But whether or not he mentioned her name, Mr Soludo, as an economic consultant to most governments ought to know that condemning an economic policy of a government is indicting the Finance Minister and the consultants that formulated the policy. They will surely respond to his accusations.
Anyway, Soludo alleged that within the last 4 years, N30 trillion has been misappropriated, missing or stolen under the watch of Okonjo-Iweala. “For the sake of Nigeria, I won’t keep quiet anymore” - Soludo.
But when did Soludo know that N30tn was missing? Why didn’t he mention this in his first article? It took him 24 pages of article to simply inform Nigerians that their N30tn is missing; at least, that’s what Nigerians remember from his whole writing.
APC members are hailing Soludo as a patriot for exposing the fraud. A human rights group has written to Okonjo-Iweala, citing freedom of information act, to explain the missing money or face court action.
I thought freedom of information act allows an individual to obtain information kept in a government file. But if Jonathan and his people stole the money will they leave the traces in any file? That’s nothing but being dumb.
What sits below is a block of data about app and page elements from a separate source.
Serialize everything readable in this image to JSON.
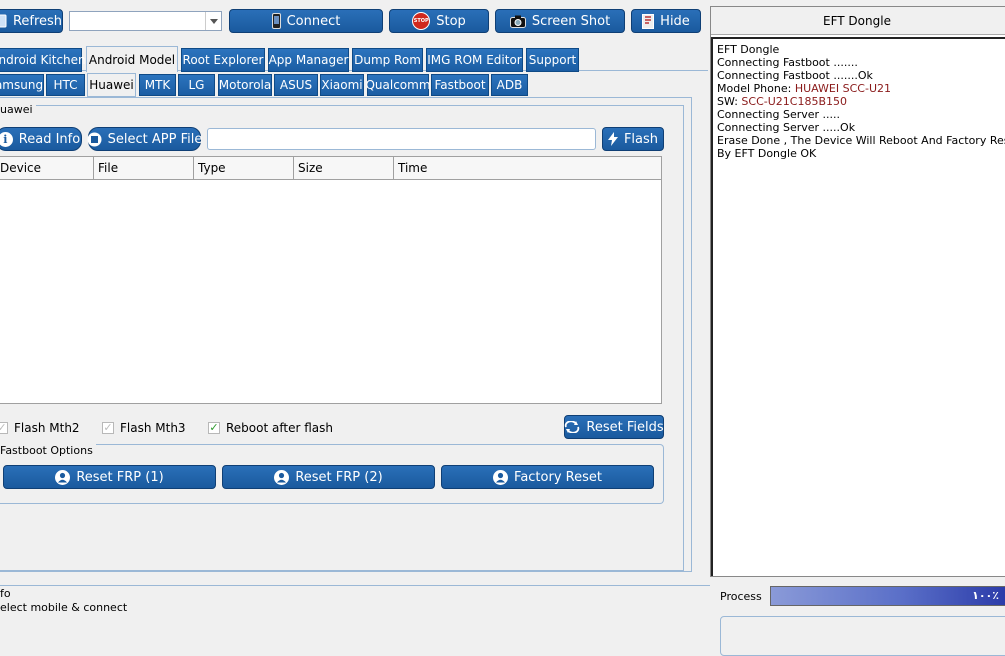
{
  "toolbar": {
    "refresh": "Refresh",
    "port_select": "",
    "connect": "Connect",
    "stop": "Stop",
    "stop_icon_text": "STOP",
    "screenshot": "Screen Shot",
    "hide": "Hide"
  },
  "main_tabs": [
    "Android Kitchen",
    "Android Model",
    "Root Explorer",
    "App Manager",
    "Dump Rom",
    "IMG ROM Editor",
    "Support"
  ],
  "brand_tabs": [
    "amsung",
    "HTC",
    "Huawei",
    "MTK",
    "LG",
    "Motorola",
    "ASUS",
    "Xiaomi",
    "Qualcomm",
    "Fastboot",
    "ADB"
  ],
  "huawei": {
    "group_label": "uawei",
    "read_info": "Read Info",
    "select_app": "Select APP File",
    "file_path": "",
    "flash": "Flash",
    "columns": [
      "Device",
      "File",
      "Type",
      "Size",
      "Time"
    ],
    "opt_mth2": "Flash Mth2",
    "opt_mth3": "Flash Mth3",
    "opt_reboot": "Reboot after flash",
    "reset_fields": "Reset Fields",
    "fastboot_group": "Fastboot Options",
    "reset_frp1": "Reset FRP (1)",
    "reset_frp2": "Reset FRP (2)",
    "factory_reset": "Factory Reset"
  },
  "info": {
    "label": "fo",
    "text": "elect mobile & connect"
  },
  "log": {
    "title": "EFT Dongle",
    "lines": [
      {
        "a": "EFT Dongle",
        "b": ""
      },
      {
        "a": "Connecting Fastboot .......",
        "b": ""
      },
      {
        "a": "Connecting Fastboot .......Ok",
        "b": ""
      },
      {
        "a": "Model Phone: ",
        "b": "HUAWEI SCC-U21"
      },
      {
        "a": "SW: ",
        "b": "SCC-U21C185B150"
      },
      {
        "a": "Connecting Server .....",
        "b": ""
      },
      {
        "a": "Connecting Server .....Ok",
        "b": ""
      },
      {
        "a": "Erase Done , The Device Will Reboot And Factory Reset",
        "b": ""
      },
      {
        "a": "By EFT Dongle OK",
        "b": ""
      }
    ]
  },
  "process": {
    "label": "Process",
    "percent_text": "١٠٠٪",
    "value": 1.0
  }
}
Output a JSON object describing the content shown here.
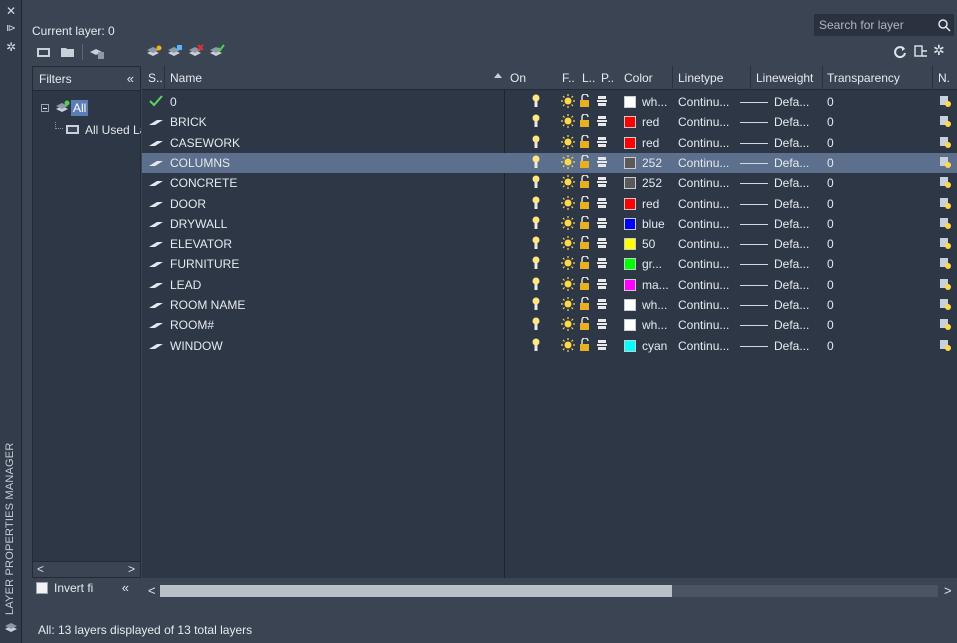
{
  "panel": {
    "vertical_title": "LAYER PROPERTIES MANAGER",
    "current_layer": "Current layer: 0",
    "search_placeholder": "Search for layer",
    "status_text": "All: 13 layers displayed of 13 total layers"
  },
  "filters": {
    "header": "Filters",
    "tree": [
      {
        "label": "All"
      },
      {
        "label": "All Used Layers"
      }
    ],
    "invert_label": "Invert fi"
  },
  "columns": [
    "S..",
    "Name",
    "On",
    "F..",
    "L..",
    "P..",
    "Color",
    "Linetype",
    "Lineweight",
    "Transparency",
    "N."
  ],
  "layers": [
    {
      "status": "current",
      "name": "0",
      "color_name": "wh...",
      "color_hex": "#ffffff",
      "linetype": "Continu...",
      "lineweight": "Defa...",
      "transparency": "0"
    },
    {
      "status": "layer",
      "name": "BRICK",
      "color_name": "red",
      "color_hex": "#ff0000",
      "linetype": "Continu...",
      "lineweight": "Defa...",
      "transparency": "0"
    },
    {
      "status": "layer",
      "name": "CASEWORK",
      "color_name": "red",
      "color_hex": "#ff0000",
      "linetype": "Continu...",
      "lineweight": "Defa...",
      "transparency": "0"
    },
    {
      "status": "layer",
      "name": "COLUMNS",
      "color_name": "252",
      "color_hex": "#5a5a5a",
      "linetype": "Continu...",
      "lineweight": "Defa...",
      "transparency": "0",
      "selected": true
    },
    {
      "status": "layer",
      "name": "CONCRETE",
      "color_name": "252",
      "color_hex": "#5a5a5a",
      "linetype": "Continu...",
      "lineweight": "Defa...",
      "transparency": "0"
    },
    {
      "status": "layer",
      "name": "DOOR",
      "color_name": "red",
      "color_hex": "#ff0000",
      "linetype": "Continu...",
      "lineweight": "Defa...",
      "transparency": "0"
    },
    {
      "status": "layer",
      "name": "DRYWALL",
      "color_name": "blue",
      "color_hex": "#0000ff",
      "linetype": "Continu...",
      "lineweight": "Defa...",
      "transparency": "0"
    },
    {
      "status": "layer",
      "name": "ELEVATOR",
      "color_name": "50",
      "color_hex": "#ffff00",
      "linetype": "Continu...",
      "lineweight": "Defa...",
      "transparency": "0"
    },
    {
      "status": "layer",
      "name": "FURNITURE",
      "color_name": "gr...",
      "color_hex": "#00ff00",
      "linetype": "Continu...",
      "lineweight": "Defa...",
      "transparency": "0"
    },
    {
      "status": "layer",
      "name": "LEAD",
      "color_name": "ma...",
      "color_hex": "#ff00ff",
      "linetype": "Continu...",
      "lineweight": "Defa...",
      "transparency": "0"
    },
    {
      "status": "layer",
      "name": "ROOM NAME",
      "color_name": "wh...",
      "color_hex": "#ffffff",
      "linetype": "Continu...",
      "lineweight": "Defa...",
      "transparency": "0"
    },
    {
      "status": "layer",
      "name": "ROOM#",
      "color_name": "wh...",
      "color_hex": "#ffffff",
      "linetype": "Continu...",
      "lineweight": "Defa...",
      "transparency": "0"
    },
    {
      "status": "layer",
      "name": "WINDOW",
      "color_name": "cyan",
      "color_hex": "#00ffff",
      "linetype": "Continu...",
      "lineweight": "Defa...",
      "transparency": "0"
    }
  ],
  "icons": {
    "strip": [
      "close-icon",
      "auto-hide-icon",
      "properties-icon"
    ],
    "toolbar_left": [
      "new-property-filter-icon",
      "new-group-filter-icon",
      "layer-states-manager-icon"
    ],
    "toolbar_layers": [
      "new-layer-icon",
      "new-layer-vp-frozen-icon",
      "delete-layer-icon",
      "set-current-icon"
    ],
    "toolbar_right": [
      "refresh-icon",
      "settings-icon",
      "gear-icon"
    ]
  }
}
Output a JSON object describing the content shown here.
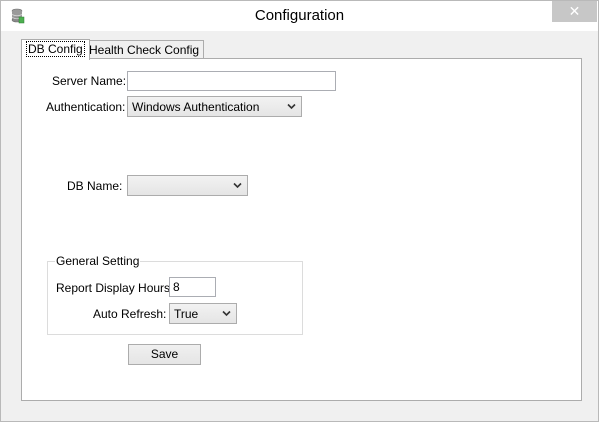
{
  "window": {
    "title": "Configuration",
    "close_glyph": "✕",
    "app_icon": "database-icon"
  },
  "tabs": [
    {
      "label": "DB Config",
      "active": true
    },
    {
      "label": "Health Check Config",
      "active": false
    }
  ],
  "db_config": {
    "server_name_label": "Server Name:",
    "server_name_value": "",
    "authentication_label": "Authentication:",
    "authentication_value": "Windows Authentication",
    "db_name_label": "DB Name:",
    "db_name_value": ""
  },
  "general_setting": {
    "title": "General Setting",
    "report_hours_label": "Report Display Hours:",
    "report_hours_value": "8",
    "auto_refresh_label": "Auto Refresh:",
    "auto_refresh_value": "True"
  },
  "save_label": "Save",
  "colors": {
    "window_bg": "#f0f0f0",
    "panel_bg": "#ffffff",
    "close_button_bg": "#c7c7c7"
  }
}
Furthermore, hear Femi Gbajabiamila, the APC house minority leader; “now, let us assume that [Soludo] embellished and exaggerated his N30tn figure… even if it is N15tn or N20tn, it still beats the imagination and shocks the system”.
At least, Femi has some doubts about the missing N30tn. So, if there could be an exaggeration, it also means that there could be no missing N30tn.
But if APC and their co travellers want to investigate the alleged missing funds, they should ask Soludo to substantiate his allegation. After all, the burden of proof lies with the complainant.
Now let’s do some maths and see what it will look like for Nigeria to lose N30tn without feeling the shock before Soludo dropped his bomb. Nigeria’s yearly budget is approximately N5tn and it is financed mainly by oil revenue.
Nigeria produces about 2 million barrels of oil per day (bpd). Let’s assume that everything is sold and the country keeps 100% of the income without giving the oil companies and others their shares.
2,000,000 bpd X $100 per barrel (pb) = $200,000,000 per day (pd) x 365 days = $73,000,000,000 per year x 4years = $292,000,000,000 x N160 exchange rate = N46,720,000,000,000.
From the calculation above, Nigeria will make $292billion in 4 years from the sale of 2 million barrels of oil per day. The equivalent in local currency is N46.72 trillion in 4 years.
Overall, if N30tn is missing from the country’s total income of N46.72tn in the last 4 years, as alleged by Soludo; the balance of N16.72tn wouldn't have been enough to finance the country’s 4 years budget of N20tn.
This allegation is absurd and no wonder Mrs Okonjo-Iweala said she would not “join issues with what didn’t happen”.